Epa Kazakhstan Russia Space Mission Sci Space Programmes Kaz
Soyuz booster rocket with the Soyuz MS-10 spacecraft carrying crew members expedition 57/58, Roscosmos cosmonaut Alexey Ovchinin and NASA astronaut Nick Hague to the International Space Station (ISS) takes off from the launch pad at the Russian leased Baikonur cosmodrome, Kazakhstan, 11 October 2018. The Russian Soyuz rocket has malfunctioned on lift-off has landed safely in Kazahstan, Russian media report.
YURI KOCHETKOV, EPA-EFE

An American and a Russian astronaut made an emergency landing Thursday after their rocket malfunctioned en route to the International Space Station.

NASA said its astronaut Nick Hague and Alexei Ovchinin, of the Russian space agency Roscosmos, were in good condition and out of the capsule that carried them back to Earth. 

They landed east of the Kazakh city of Dzhezkazgan and will be taken to the Gagarin Cosmonaut Training Center outside of Moscow in Russia, NASA said. 

The two lifted off as scheduled at 4:40 a.m. ET from the Russia-leased Baikonur cosmodrome in Kazakhstan atop a Soyuz booster rocket. They were to dock at the International Space Station six hours later, but the booster suffered engine failure minutes after the launch.

Epa Kazakhstan Russia Space Mission Sci Space Programmes Kaz
Crew members of expedition 57/58 to the International Space Station (ISS) Roscosmos cosmonaut Alexey Ovchinin (left) and NASA astronaut Nick Hague (2-L) prior to the launch launch of the Soyuz MS-10 spacecraft at the Russian leased Baikonur cosmodrome in Kazakhstan 11 October 2018.
KIRILL KUDRYAVTSEV / POOL, EPA-EFE

"There was an issue with the booster from today’s launch. The Soyuz capsule returned to Earth via a ballistic descent, which is a sharper angle of landing compared to normal," NASA said in a statement.
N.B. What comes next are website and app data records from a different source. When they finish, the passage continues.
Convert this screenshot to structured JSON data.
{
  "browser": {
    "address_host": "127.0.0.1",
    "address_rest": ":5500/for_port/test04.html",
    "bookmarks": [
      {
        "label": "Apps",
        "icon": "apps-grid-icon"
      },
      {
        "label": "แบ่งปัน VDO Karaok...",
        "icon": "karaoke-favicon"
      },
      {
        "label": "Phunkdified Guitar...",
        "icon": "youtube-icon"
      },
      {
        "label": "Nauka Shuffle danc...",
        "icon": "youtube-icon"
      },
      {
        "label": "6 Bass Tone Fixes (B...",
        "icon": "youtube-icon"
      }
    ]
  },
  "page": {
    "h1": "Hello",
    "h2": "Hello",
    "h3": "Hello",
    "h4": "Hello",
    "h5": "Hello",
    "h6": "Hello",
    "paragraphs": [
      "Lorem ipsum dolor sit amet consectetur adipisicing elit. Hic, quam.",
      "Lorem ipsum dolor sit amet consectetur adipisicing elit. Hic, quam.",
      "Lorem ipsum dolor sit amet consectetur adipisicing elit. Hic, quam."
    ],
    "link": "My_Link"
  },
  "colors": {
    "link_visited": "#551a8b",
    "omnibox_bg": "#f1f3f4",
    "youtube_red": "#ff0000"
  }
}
Roscosmos head Dmitry Rogozin tweeted: "The crew has landed. Everybody is alive," Russian news agency TASS reported.

"I’m grateful that everyone is safe. A thorough investigation into the cause of the incident will be conducted," said NASA Administrator Jim Bridensteine. 

Contributing: Associated Press